[Element data from apps and pages]
──────────────────────────────
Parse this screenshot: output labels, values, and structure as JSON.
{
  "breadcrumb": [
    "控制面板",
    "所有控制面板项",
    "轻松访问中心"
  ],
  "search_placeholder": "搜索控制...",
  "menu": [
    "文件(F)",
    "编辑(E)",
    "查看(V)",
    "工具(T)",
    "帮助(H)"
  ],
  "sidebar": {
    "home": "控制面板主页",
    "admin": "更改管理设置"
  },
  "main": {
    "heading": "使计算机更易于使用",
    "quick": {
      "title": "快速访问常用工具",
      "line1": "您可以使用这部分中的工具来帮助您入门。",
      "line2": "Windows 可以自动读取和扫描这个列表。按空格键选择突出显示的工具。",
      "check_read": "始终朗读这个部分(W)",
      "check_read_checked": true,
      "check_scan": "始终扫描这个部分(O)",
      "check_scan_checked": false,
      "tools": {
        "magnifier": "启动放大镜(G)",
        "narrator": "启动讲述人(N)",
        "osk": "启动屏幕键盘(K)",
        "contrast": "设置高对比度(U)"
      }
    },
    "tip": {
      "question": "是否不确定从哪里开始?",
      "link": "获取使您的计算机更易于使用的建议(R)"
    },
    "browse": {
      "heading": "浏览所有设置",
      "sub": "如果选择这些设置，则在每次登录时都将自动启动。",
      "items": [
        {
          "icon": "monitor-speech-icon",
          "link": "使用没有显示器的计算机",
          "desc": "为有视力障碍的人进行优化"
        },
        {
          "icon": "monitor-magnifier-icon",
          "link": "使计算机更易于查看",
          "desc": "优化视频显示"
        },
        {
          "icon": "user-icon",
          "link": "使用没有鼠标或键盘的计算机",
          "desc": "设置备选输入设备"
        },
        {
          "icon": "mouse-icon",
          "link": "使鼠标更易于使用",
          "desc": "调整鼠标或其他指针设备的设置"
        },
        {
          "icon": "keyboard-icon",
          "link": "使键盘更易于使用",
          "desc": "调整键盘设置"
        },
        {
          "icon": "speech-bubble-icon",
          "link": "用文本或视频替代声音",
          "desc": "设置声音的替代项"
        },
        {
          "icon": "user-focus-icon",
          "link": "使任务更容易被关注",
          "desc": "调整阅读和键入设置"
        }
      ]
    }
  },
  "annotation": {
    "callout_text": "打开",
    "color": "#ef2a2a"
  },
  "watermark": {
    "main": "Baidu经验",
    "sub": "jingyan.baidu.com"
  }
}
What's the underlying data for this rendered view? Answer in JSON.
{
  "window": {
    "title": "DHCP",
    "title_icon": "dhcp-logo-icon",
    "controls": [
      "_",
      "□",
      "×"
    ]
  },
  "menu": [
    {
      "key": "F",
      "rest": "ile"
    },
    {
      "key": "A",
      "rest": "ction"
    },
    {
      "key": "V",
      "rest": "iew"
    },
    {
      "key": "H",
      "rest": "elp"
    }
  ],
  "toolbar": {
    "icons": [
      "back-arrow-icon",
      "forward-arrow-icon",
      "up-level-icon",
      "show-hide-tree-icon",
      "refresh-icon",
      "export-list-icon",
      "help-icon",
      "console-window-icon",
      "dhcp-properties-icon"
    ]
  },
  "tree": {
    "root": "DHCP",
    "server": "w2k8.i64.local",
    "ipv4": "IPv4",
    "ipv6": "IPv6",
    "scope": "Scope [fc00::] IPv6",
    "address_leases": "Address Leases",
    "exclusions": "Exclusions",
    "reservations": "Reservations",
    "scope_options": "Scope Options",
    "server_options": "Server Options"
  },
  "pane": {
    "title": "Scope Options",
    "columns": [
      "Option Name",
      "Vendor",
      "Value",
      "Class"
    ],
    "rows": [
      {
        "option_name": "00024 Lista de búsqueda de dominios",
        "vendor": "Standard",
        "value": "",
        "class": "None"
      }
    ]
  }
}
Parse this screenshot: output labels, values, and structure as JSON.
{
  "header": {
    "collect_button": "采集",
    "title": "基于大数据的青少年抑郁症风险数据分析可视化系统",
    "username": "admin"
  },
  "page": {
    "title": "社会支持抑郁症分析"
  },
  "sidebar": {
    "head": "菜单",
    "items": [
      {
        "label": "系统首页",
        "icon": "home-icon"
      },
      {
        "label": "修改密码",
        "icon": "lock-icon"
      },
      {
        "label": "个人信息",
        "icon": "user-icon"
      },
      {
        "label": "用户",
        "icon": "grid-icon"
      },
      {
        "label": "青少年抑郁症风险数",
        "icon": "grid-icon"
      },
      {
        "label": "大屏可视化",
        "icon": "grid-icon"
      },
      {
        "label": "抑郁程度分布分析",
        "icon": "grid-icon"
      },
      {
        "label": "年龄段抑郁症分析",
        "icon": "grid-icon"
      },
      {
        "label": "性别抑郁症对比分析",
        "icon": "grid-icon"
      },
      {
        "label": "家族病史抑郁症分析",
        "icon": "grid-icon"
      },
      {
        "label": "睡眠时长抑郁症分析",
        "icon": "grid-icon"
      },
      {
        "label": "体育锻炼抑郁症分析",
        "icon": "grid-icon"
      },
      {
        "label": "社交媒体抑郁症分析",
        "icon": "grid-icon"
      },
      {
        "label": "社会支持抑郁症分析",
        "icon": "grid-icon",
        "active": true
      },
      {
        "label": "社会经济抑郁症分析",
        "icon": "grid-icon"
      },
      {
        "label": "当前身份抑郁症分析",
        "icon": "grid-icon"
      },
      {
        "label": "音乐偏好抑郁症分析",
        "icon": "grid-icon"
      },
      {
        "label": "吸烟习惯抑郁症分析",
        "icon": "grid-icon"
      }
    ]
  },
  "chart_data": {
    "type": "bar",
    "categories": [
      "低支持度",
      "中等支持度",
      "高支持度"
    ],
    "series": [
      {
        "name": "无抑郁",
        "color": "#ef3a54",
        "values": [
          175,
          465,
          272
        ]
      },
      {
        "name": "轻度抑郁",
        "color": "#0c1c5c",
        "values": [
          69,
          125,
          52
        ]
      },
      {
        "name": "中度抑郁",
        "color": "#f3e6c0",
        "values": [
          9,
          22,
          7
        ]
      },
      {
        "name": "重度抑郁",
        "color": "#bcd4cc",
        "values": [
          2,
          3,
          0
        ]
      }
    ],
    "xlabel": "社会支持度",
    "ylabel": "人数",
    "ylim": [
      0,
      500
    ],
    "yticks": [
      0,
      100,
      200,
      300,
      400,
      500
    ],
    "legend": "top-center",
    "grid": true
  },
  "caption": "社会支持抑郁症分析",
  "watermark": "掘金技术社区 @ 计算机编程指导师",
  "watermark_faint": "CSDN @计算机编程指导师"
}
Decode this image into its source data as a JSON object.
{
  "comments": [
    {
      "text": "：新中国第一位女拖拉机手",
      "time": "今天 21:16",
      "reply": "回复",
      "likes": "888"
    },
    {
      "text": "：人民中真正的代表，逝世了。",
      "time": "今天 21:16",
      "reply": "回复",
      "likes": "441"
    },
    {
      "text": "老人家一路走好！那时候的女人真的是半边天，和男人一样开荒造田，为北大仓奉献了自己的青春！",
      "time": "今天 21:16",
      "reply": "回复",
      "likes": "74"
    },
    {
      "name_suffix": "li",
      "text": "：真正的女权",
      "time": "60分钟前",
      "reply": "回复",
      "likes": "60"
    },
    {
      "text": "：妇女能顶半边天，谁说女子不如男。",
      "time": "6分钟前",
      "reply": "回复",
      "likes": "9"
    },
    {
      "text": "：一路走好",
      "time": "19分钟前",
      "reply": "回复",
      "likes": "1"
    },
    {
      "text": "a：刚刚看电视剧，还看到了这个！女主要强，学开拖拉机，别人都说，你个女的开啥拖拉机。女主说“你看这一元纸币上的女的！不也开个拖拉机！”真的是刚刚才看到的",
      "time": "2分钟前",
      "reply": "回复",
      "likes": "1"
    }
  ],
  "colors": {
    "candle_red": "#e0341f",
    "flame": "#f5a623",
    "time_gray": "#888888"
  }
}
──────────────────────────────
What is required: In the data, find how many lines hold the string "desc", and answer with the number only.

Written answer: 7